Work instructions: Scan the entries below, and for each line that includes the word "rating", make a copy.
========
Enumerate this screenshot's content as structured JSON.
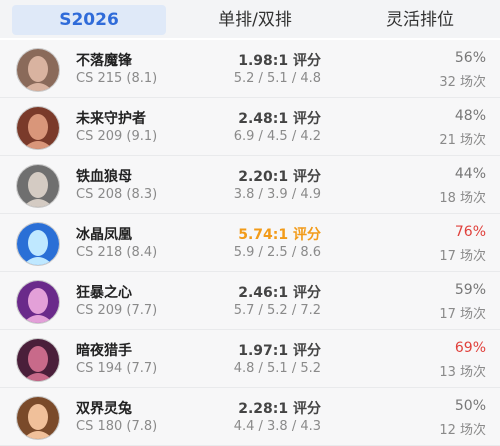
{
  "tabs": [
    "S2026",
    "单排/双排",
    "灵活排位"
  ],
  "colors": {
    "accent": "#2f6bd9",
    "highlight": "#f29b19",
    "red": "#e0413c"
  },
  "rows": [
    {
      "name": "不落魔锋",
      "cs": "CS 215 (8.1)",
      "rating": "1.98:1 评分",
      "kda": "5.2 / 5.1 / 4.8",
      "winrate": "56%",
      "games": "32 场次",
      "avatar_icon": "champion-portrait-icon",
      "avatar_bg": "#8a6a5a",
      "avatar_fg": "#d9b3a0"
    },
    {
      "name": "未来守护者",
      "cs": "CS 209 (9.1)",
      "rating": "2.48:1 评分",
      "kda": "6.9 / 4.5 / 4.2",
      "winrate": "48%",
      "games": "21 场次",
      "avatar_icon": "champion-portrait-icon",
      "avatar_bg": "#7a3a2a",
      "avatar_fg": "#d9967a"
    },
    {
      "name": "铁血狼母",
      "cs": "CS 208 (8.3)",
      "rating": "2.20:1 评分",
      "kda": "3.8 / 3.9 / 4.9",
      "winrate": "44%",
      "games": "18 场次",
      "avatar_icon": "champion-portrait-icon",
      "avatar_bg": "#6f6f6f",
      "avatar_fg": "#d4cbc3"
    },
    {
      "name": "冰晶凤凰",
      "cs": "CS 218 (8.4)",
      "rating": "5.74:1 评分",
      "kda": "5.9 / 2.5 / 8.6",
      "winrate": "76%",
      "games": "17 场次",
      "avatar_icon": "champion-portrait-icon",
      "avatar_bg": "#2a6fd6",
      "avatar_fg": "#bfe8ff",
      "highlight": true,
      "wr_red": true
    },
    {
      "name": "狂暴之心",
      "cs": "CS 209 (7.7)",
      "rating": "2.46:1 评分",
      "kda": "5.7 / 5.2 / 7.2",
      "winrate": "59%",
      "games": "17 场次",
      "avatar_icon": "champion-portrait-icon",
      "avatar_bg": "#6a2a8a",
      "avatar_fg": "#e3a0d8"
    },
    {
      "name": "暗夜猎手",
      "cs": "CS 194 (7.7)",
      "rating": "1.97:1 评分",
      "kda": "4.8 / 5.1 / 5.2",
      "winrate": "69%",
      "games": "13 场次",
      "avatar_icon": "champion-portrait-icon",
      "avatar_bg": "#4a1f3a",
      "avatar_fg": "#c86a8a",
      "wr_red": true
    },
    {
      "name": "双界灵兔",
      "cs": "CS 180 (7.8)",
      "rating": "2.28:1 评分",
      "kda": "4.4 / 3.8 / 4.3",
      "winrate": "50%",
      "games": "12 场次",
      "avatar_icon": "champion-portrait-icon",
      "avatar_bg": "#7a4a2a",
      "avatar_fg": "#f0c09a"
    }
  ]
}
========
Task output:
      "rating": "1.98:1 评分",
      "rating": "2.48:1 评分",
      "rating": "2.20:1 评分",
      "rating": "5.74:1 评分",
      "rating": "2.46:1 评分",
      "rating": "1.97:1 评分",
      "rating": "2.28:1 评分",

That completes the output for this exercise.